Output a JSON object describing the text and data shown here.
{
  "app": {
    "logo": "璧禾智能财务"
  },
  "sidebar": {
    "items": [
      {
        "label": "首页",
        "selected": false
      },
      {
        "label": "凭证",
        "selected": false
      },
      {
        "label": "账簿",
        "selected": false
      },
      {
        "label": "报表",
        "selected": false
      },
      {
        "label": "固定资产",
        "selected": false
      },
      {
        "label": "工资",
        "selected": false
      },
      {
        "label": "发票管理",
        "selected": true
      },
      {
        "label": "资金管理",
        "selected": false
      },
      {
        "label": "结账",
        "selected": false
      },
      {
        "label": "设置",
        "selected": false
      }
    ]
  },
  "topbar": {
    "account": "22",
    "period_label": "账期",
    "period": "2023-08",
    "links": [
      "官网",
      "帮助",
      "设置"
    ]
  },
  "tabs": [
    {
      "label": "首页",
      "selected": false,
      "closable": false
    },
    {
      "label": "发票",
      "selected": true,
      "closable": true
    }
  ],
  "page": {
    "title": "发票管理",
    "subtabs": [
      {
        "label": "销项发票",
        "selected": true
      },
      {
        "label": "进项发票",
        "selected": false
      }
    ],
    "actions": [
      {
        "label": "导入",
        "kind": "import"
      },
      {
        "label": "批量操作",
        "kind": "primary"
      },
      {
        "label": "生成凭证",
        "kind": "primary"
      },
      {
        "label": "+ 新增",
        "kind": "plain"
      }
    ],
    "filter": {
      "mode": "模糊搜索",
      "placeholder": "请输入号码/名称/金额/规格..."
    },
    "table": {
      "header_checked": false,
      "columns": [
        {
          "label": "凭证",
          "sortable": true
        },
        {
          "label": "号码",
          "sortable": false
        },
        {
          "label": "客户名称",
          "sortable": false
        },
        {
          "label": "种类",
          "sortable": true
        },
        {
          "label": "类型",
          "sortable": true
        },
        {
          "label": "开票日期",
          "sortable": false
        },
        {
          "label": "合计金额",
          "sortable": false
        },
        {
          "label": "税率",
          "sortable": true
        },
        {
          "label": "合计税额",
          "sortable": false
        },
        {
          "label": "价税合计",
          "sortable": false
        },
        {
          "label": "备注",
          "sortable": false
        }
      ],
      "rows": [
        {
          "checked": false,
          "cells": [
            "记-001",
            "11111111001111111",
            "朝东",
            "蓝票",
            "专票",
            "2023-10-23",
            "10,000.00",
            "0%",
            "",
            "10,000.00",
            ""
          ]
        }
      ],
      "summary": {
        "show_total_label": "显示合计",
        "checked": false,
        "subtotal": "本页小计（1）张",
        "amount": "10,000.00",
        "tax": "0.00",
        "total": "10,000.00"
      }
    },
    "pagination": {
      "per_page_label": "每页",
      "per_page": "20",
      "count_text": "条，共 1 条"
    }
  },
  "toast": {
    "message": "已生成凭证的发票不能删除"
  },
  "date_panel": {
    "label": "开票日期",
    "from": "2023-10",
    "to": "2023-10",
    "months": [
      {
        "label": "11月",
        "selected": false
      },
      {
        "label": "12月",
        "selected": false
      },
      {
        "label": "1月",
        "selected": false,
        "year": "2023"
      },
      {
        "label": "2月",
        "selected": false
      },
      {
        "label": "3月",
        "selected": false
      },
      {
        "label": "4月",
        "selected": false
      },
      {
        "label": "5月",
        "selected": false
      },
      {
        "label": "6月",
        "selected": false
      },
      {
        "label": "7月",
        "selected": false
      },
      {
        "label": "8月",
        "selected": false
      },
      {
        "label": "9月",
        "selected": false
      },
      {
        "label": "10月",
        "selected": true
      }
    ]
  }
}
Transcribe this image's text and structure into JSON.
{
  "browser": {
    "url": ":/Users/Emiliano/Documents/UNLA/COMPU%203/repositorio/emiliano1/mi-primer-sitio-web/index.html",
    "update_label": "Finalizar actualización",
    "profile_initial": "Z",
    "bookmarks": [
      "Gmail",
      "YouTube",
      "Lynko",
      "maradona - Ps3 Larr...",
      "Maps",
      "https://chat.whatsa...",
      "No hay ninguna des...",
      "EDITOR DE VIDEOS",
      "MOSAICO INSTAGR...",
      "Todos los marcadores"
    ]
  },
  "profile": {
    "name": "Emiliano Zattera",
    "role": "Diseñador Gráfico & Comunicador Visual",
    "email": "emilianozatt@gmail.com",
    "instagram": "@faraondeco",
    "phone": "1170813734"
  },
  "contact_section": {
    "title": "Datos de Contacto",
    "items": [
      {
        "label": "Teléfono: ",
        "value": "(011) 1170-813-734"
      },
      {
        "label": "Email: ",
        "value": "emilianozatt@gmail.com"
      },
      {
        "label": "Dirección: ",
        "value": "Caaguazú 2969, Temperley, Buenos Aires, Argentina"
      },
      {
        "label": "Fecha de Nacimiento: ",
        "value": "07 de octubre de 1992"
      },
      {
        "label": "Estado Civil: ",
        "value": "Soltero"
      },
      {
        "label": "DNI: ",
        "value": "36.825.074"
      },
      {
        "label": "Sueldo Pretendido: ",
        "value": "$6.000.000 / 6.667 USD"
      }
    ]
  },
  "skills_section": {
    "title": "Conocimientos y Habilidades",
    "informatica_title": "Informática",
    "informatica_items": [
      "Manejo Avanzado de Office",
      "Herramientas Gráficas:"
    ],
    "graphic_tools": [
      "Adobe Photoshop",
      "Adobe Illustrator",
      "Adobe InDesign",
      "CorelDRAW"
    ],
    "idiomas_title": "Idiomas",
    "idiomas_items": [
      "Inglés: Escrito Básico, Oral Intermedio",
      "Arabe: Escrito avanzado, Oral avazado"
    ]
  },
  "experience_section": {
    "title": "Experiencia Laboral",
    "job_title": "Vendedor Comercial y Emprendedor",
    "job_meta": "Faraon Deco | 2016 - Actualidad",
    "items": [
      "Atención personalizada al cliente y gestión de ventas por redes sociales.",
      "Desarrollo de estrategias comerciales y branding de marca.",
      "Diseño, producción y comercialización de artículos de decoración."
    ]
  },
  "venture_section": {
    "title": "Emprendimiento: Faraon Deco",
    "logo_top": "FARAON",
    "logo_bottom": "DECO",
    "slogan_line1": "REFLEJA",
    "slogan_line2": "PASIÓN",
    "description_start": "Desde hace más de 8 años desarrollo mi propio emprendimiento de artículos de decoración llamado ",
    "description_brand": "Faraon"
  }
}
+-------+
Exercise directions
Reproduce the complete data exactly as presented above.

Exercise answer
Output a JSON object describing the text and data shown here.
{
  "app": {
    "logo": "璧禾智能财务"
  },
  "sidebar": {
    "items": [
      {
        "label": "首页",
        "selected": false
      },
      {
        "label": "凭证",
        "selected": false
      },
      {
        "label": "账簿",
        "selected": false
      },
      {
        "label": "报表",
        "selected": false
      },
      {
        "label": "固定资产",
        "selected": false
      },
      {
        "label": "工资",
        "selected": false
      },
      {
        "label": "发票管理",
        "selected": true
      },
      {
        "label": "资金管理",
        "selected": false
      },
      {
        "label": "结账",
        "selected": false
      },
      {
        "label": "设置",
        "selected": false
      }
    ]
  },
  "topbar": {
    "account": "22",
    "period_label": "账期",
    "period": "2023-08",
    "links": [
      "官网",
      "帮助",
      "设置"
    ]
  },
  "tabs": [
    {
      "label": "首页",
      "selected": false,
      "closable": false
    },
    {
      "label": "发票",
      "selected": true,
      "closable": true
    }
  ],
  "page": {
    "title": "发票管理",
    "subtabs": [
      {
        "label": "销项发票",
        "selected": true
      },
      {
        "label": "进项发票",
        "selected": false
      }
    ],
    "actions": [
      {
        "label": "导入",
        "kind": "import"
      },
      {
        "label": "批量操作",
        "kind": "primary"
      },
      {
        "label": "生成凭证",
        "kind": "primary"
      },
      {
        "label": "+ 新增",
        "kind": "plain"
      }
    ],
    "filter": {
      "mode": "模糊搜索",
      "placeholder": "请输入号码/名称/金额/规格..."
    },
    "table": {
      "header_checked": false,
      "columns": [
        {
          "label": "凭证",
          "sortable": true
        },
        {
          "label": "号码",
          "sortable": false
        },
        {
          "label": "客户名称",
          "sortable": false
        },
        {
          "label": "种类",
          "sortable": true
        },
        {
          "label": "类型",
          "sortable": true
        },
        {
          "label": "开票日期",
          "sortable": false
        },
        {
          "label": "合计金额",
          "sortable": false
        },
        {
          "label": "税率",
          "sortable": true
        },
        {
          "label": "合计税额",
          "sortable": false
        },
        {
          "label": "价税合计",
          "sortable": false
        },
        {
          "label": "备注",
          "sortable": false
        }
      ],
      "rows": [
        {
          "checked": false,
          "cells": [
            "记-001",
            "11111111001111111",
            "朝东",
            "蓝票",
            "专票",
            "2023-10-23",
            "10,000.00",
            "0%",
            "",
            "10,000.00",
            ""
          ]
        }
      ],
      "summary": {
        "show_total_label": "显示合计",
        "checked": false,
        "subtotal": "本页小计（1）张",
        "amount": "10,000.00",
        "tax": "0.00",
        "total": "10,000.00"
      }
    },
    "pagination": {
      "per_page_label": "每页",
      "per_page": "20",
      "count_text": "条，共 1 条"
    }
  },
  "toast": {
    "message": "已生成凭证的发票不能删除"
  },
  "date_panel": {
    "label": "开票日期",
    "from": "2023-10",
    "to": "2023-10",
    "months": [
      {
        "label": "11月",
        "selected": false
      },
      {
        "label": "12月",
        "selected": false
      },
      {
        "label": "1月",
        "selected": false,
        "year": "2023"
      },
      {
        "label": "2月",
        "selected": false
      },
      {
        "label": "3月",
        "selected": false
      },
      {
        "label": "4月",
        "selected": false
      },
      {
        "label": "5月",
        "selected": false
      },
      {
        "label": "6月",
        "selected": false
      },
      {
        "label": "7月",
        "selected": false
      },
      {
        "label": "8月",
        "selected": false
      },
      {
        "label": "9月",
        "selected": false
      },
      {
        "label": "10月",
        "selected": true
      }
    ]
  }
}
Transcribe this image's text and structure into JSON.
{
  "browser": {
    "url": ":/Users/Emiliano/Documents/UNLA/COMPU%203/repositorio/emiliano1/mi-primer-sitio-web/index.html",
    "update_label": "Finalizar actualización",
    "profile_initial": "Z",
    "bookmarks": [
      "Gmail",
      "YouTube",
      "Lynko",
      "maradona - Ps3 Larr...",
      "Maps",
      "https://chat.whatsa...",
      "No hay ninguna des...",
      "EDITOR DE VIDEOS",
      "MOSAICO INSTAGR...",
      "Todos los marcadores"
    ]
  },
  "profile": {
    "name": "Emiliano Zattera",
    "role": "Diseñador Gráfico & Comunicador Visual",
    "email": "emilianozatt@gmail.com",
    "instagram": "@faraondeco",
    "phone": "1170813734"
  },
  "contact_section": {
    "title": "Datos de Contacto",
    "items": [
      {
        "label": "Teléfono: ",
        "value": "(011) 1170-813-734"
      },
      {
        "label": "Email: ",
        "value": "emilianozatt@gmail.com"
      },
      {
        "label": "Dirección: ",
        "value": "Caaguazú 2969, Temperley, Buenos Aires, Argentina"
      },
      {
        "label": "Fecha de Nacimiento: ",
        "value": "07 de octubre de 1992"
      },
      {
        "label": "Estado Civil: ",
        "value": "Soltero"
      },
      {
        "label": "DNI: ",
        "value": "36.825.074"
      },
      {
        "label": "Sueldo Pretendido: ",
        "value": "$6.000.000 / 6.667 USD"
      }
    ]
  },
  "skills_section": {
    "title": "Conocimientos y Habilidades",
    "informatica_title": "Informática",
    "informatica_items": [
      "Manejo Avanzado de Office",
      "Herramientas Gráficas:"
    ],
    "graphic_tools": [
      "Adobe Photoshop",
      "Adobe Illustrator",
      "Adobe InDesign",
      "CorelDRAW"
    ],
    "idiomas_title": "Idiomas",
    "idiomas_items": [
      "Inglés: Escrito Básico, Oral Intermedio",
      "Arabe: Escrito avanzado, Oral avazado"
    ]
  },
  "experience_section": {
    "title": "Experiencia Laboral",
    "job_title": "Vendedor Comercial y Emprendedor",
    "job_meta": "Faraon Deco | 2016 - Actualidad",
    "items": [
      "Atención personalizada al cliente y gestión de ventas por redes sociales.",
      "Desarrollo de estrategias comerciales y branding de marca.",
      "Diseño, producción y comercialización de artículos de decoración."
    ]
  },
  "venture_section": {
    "title": "Emprendimiento: Faraon Deco",
    "logo_top": "FARAON",
    "logo_bottom": "DECO",
    "slogan_line1": "REFLEJA",
    "slogan_line2": "PASIÓN",
    "description_start": "Desde hace más de 8 años desarrollo mi propio emprendimiento de artículos de decoración llamado ",
    "description_brand": "Faraon"
  }
}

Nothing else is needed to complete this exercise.